Apart from what’s in the food court area, the only full-service restaurant inside the Avalon Mall is Fog City. It looks like a theme restaurant with a troika of themes. One part loosely resembles a Disney, French sidewalk café with vintage, ornamental lamp posts and big fake tree. It’s the kind of tree you might expect the Jolly Green Giant to jump out from behind. Another section looks like an old timey country diner and, finally, there’s the 1980s style mall bar and grill.
If Fog City’s menu has a theme, I guess it would be international. A quick scan of the card revealed Italian, Mexican, Thai, Newfoundland, American, Greek and French dishes – at least, I’m pretty sure French onion soup is a Paris invention.
I took my friend Linda with me. We ordered drinks right away. A Budweiser Prohibition for me and a coffee for her. Prohibition is a non-alcoholic beer that most real beer drinkers would probably say should be prohibited. My favourite near-beer is O’Douls’s. It tastes close to the real thing and it’s available in many restaurants and bars, but not, apparently, at Fog City.
Service at Fog City was friendly enough but slow.

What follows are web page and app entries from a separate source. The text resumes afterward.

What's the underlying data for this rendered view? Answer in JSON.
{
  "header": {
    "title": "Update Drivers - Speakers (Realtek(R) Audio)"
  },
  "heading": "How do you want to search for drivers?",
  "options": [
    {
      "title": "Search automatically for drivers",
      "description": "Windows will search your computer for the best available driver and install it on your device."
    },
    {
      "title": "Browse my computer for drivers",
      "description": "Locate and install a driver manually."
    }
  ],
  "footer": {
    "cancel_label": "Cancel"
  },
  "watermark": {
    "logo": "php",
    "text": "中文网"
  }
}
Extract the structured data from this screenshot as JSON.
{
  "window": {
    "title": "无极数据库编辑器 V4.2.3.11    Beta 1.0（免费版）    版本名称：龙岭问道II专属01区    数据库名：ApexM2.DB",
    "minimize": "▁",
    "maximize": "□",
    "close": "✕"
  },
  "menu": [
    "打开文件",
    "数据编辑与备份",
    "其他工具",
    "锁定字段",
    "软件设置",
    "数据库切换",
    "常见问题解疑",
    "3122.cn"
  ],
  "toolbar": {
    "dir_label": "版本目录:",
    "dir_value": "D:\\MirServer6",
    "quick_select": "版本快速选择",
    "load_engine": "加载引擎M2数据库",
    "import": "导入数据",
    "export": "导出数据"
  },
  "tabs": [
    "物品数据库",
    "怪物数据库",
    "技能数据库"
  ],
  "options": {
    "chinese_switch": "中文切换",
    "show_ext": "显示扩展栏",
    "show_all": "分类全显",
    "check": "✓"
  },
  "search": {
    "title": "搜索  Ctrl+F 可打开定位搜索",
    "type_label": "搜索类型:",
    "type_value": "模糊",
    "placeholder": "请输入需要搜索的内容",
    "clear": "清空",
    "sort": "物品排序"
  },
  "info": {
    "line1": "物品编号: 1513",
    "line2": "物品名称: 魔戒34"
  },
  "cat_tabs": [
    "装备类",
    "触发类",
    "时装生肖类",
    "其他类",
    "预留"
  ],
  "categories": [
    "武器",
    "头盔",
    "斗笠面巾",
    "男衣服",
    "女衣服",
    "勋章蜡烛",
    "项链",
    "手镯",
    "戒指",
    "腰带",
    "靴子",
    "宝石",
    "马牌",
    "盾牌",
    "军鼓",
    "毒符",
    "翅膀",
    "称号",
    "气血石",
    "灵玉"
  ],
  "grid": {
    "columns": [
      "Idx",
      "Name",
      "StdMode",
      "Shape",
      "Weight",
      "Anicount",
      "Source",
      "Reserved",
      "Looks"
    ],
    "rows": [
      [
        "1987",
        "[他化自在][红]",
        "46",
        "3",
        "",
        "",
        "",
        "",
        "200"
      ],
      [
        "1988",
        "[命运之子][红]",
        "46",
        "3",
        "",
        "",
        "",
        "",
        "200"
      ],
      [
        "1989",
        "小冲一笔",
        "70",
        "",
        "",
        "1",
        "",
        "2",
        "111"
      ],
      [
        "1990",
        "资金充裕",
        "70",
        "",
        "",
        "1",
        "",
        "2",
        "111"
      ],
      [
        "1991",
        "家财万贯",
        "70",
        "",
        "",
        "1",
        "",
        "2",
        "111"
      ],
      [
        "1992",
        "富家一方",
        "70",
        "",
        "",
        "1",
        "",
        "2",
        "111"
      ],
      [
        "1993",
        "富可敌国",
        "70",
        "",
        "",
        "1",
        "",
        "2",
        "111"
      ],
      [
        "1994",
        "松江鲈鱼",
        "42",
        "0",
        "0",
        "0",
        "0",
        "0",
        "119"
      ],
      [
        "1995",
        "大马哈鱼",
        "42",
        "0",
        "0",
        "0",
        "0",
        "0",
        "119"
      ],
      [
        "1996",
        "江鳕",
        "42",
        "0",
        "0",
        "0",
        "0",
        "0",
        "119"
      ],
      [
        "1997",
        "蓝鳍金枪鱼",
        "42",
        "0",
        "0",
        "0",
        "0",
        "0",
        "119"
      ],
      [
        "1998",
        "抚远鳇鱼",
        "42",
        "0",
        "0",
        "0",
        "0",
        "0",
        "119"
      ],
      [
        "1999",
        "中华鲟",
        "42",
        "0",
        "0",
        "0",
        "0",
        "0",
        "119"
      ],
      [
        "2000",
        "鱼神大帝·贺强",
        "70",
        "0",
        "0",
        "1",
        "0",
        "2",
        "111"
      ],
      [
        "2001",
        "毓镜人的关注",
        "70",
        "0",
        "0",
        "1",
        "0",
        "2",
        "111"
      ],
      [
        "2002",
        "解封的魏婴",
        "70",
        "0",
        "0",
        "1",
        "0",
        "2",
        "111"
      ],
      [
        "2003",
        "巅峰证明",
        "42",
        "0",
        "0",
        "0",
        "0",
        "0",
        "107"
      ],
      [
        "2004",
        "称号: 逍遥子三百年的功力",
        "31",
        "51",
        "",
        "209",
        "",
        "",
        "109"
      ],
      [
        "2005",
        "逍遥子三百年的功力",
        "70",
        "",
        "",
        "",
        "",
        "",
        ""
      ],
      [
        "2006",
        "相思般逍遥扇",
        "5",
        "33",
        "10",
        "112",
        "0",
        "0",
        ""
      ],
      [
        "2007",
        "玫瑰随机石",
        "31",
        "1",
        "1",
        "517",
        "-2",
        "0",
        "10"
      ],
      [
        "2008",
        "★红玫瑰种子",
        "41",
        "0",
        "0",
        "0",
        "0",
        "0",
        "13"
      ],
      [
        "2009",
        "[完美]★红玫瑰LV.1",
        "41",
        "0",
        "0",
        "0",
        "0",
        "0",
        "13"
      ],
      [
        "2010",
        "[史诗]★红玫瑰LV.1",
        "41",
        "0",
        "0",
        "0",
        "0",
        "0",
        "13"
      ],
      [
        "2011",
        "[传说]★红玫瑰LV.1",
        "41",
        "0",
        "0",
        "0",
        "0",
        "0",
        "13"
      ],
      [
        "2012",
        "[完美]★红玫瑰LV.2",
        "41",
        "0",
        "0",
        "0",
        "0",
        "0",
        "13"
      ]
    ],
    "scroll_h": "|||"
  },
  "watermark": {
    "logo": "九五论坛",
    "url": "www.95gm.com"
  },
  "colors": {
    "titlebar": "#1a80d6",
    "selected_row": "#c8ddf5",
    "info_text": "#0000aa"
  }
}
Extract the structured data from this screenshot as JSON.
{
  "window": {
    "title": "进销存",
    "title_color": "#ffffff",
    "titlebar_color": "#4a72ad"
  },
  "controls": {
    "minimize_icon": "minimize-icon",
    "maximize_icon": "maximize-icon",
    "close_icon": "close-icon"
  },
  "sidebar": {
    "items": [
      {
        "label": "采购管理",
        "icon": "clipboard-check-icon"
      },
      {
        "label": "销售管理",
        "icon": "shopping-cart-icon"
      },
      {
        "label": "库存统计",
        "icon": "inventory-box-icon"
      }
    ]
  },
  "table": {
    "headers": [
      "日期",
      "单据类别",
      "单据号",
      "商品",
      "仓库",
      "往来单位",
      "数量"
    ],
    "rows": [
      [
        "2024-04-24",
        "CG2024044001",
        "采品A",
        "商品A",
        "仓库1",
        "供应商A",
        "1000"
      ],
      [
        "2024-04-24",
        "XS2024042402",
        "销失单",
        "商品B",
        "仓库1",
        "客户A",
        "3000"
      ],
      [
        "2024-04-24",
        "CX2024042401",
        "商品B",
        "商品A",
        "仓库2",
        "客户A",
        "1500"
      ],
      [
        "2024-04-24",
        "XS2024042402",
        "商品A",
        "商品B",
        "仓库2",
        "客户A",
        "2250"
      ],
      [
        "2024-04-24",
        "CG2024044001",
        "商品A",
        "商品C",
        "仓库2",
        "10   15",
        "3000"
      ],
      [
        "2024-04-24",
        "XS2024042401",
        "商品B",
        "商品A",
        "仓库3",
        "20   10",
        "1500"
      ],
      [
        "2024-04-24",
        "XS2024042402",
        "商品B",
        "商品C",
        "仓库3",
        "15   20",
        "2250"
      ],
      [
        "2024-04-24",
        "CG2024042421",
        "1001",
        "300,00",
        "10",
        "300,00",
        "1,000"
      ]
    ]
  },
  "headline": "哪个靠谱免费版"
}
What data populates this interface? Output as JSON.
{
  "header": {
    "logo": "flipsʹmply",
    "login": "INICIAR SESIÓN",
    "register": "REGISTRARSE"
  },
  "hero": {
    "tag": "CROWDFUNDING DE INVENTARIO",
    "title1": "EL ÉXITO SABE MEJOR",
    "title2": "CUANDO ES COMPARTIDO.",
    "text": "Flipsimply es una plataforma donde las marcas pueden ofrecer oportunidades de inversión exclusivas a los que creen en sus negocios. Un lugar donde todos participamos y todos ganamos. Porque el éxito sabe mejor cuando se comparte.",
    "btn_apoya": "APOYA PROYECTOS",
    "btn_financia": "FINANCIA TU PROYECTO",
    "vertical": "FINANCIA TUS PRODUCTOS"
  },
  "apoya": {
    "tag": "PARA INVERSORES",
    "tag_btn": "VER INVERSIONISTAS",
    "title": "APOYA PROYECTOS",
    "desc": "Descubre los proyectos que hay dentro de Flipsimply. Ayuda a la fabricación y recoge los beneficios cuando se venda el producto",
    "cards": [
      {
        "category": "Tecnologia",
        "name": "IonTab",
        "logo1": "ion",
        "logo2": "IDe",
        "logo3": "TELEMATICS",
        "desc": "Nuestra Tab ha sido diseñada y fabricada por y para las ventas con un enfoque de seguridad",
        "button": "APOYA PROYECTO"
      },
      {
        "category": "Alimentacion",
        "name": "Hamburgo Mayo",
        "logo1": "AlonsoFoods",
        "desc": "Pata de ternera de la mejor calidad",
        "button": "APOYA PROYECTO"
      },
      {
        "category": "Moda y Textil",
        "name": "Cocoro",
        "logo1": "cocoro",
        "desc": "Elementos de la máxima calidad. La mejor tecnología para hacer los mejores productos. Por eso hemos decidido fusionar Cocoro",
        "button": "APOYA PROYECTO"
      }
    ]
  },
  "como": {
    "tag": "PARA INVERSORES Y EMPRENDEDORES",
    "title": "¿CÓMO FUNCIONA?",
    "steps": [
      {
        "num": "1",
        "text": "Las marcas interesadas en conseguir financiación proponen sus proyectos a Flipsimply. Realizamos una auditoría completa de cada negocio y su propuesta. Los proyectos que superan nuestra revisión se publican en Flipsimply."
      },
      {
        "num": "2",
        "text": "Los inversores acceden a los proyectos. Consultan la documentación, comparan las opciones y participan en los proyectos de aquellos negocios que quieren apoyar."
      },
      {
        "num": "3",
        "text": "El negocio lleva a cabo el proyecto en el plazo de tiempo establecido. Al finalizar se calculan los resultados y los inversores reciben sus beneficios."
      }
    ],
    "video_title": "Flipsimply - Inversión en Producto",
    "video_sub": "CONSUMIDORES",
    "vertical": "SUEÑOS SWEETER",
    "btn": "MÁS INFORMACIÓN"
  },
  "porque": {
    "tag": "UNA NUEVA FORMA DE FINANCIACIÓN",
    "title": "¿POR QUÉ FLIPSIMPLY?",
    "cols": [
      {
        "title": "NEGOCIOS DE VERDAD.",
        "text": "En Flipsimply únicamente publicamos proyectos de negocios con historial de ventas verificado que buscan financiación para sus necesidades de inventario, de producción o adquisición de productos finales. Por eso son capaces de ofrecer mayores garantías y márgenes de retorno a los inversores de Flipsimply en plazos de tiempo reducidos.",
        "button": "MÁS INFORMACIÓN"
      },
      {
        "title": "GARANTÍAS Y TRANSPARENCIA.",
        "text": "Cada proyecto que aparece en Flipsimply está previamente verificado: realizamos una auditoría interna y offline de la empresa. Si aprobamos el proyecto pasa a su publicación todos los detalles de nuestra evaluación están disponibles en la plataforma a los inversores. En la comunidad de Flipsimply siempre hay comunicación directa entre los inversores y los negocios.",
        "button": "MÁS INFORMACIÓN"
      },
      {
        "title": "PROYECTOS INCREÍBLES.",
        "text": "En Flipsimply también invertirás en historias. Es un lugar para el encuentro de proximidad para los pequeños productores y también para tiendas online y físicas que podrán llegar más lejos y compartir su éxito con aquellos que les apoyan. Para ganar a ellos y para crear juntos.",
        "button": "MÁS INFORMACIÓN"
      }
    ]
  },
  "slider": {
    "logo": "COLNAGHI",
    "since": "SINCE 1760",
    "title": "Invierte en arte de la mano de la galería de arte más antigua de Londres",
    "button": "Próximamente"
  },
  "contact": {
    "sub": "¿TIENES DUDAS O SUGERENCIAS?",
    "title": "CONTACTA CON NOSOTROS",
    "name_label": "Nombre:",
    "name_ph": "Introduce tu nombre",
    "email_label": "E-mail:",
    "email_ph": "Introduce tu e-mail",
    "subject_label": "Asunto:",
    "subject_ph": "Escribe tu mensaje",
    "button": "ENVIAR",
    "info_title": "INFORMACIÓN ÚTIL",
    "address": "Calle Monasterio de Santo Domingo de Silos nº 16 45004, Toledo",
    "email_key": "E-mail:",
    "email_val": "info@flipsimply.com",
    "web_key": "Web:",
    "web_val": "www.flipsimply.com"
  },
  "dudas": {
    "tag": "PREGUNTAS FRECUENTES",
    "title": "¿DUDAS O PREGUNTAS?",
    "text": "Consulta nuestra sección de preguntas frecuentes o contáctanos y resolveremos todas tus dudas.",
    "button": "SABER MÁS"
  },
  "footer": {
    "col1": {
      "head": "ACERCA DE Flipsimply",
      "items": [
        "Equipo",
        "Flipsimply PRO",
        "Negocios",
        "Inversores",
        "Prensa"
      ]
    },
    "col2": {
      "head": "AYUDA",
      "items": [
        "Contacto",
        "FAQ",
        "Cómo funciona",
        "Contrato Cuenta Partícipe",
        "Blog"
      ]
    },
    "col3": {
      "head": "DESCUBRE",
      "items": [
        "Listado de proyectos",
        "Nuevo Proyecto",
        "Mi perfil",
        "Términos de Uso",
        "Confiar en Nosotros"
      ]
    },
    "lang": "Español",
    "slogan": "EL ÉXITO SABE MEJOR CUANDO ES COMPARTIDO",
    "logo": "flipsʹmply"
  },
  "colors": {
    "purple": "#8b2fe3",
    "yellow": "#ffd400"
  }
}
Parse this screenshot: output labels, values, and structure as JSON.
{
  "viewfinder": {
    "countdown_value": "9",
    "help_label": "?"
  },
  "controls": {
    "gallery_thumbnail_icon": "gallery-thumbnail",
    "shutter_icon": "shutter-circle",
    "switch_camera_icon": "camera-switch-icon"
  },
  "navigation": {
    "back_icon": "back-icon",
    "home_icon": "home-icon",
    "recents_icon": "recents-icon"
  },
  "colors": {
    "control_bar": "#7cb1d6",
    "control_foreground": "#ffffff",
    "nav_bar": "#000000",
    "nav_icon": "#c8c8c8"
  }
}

I’d received my beer but Linda’s coffee seemed to have been forgotten about until I got up and walked over to our server to remind him. After placing our food order, it took ages for anything to arrive. Eventually, Linda, who normally has the patience of Job, uncharacteristically blurted out, “Karl I’ve got to say, I’ve never, never waited this long for food to arrive.”
Fog City’s specials board had a couple of items that interested me: fish cakes and roasted garlic with chicken pizza. Linda wanted only one item, a burger with fries. There was nothing about our order that should have taken an inordinate amount of prep or cooking time.
The fish cakes, when they finally arrived, were about as big as a small hamburger patty. They had a golden, slightly crunchy exterior. Inside, the potato – more main ingredient than binder – was smooth, like creamed potato. Think croquette potato with a little fish mixed through. I like croquette potato so I wasn’t totally unhappy. I’ve resigned myself to the fact that finding a fish cake with a decent amount of fish in it, in local restaurants, is about as rare as seeing a herd of unicorns on Signal Hill.
Linda’s burger was excellent and she was fulsome in her praise. It was loaded with a moderately thick beef patty, melted cheese, an onion ring and sliced jalapeños. The combination of ingredients, the spiciness, the freshness and juiciness of the meat, and a flavourful sesame seed bun, all worked well together. I thought the fries were overdone but my companion seemed happy enough with them.
Plenty of peppers
My personal roasted garlic with chicken pizza was less garlic and chicken and more sweet peppers and cheese. Red, yellow and green pepper dominated. There were small cubes of white chicken on the pie but I wasn’t getting a lot of roasted garlic flavour. Roasted garlic can be quite subtle. Even so, Fog City’s pizza didn’t live up to it’s billing.
Linda wasn’t interested in more niggling waits for coffee or food, so she declined dessert on behalf of both of us. I was surprised. She’s a dessert fiend, but I knew better than to challenge this unilateral decision. It was something I saw in her eyes, a kind of, this is not up for discussion look. We paid and headed for the exit.
On the way, she revealed a secret dessert plan. We would take the escalator downstairs to the Laura Secord shop where she’d treat us to an ice cream dessert. How could I possibly turn down a Laura Secord ice cream? It wouldn’t be patriotic in Canada’s 150th year to rebuff ice cream bearing the name of the heroine of the War of 1812 … Laura Secord saved the day. Again.
Price Lunch for two with one beer, coffee, tip and tax costs approximately $55.
Service Friendly but slow.
Atmosphere Lacking zest. Fog City’s sad décor needs an update.
Sound level Moderate to high.
Open Sunday: 12 p.m. to 9 p.m. Monday to Saturday: 11:30 a.m. to 10 p.m.
Reservations Walk-ins are welcome.
Credit cards All major.
Parking Avalon Mall parking lot and parking garage.
Beverages Full range of beers, spirits and popular wines.
Best bets Fish cakes and burgers.
Wheelchair access Yes.
* Fair * * Good * * * Excellent * * * * Exceptional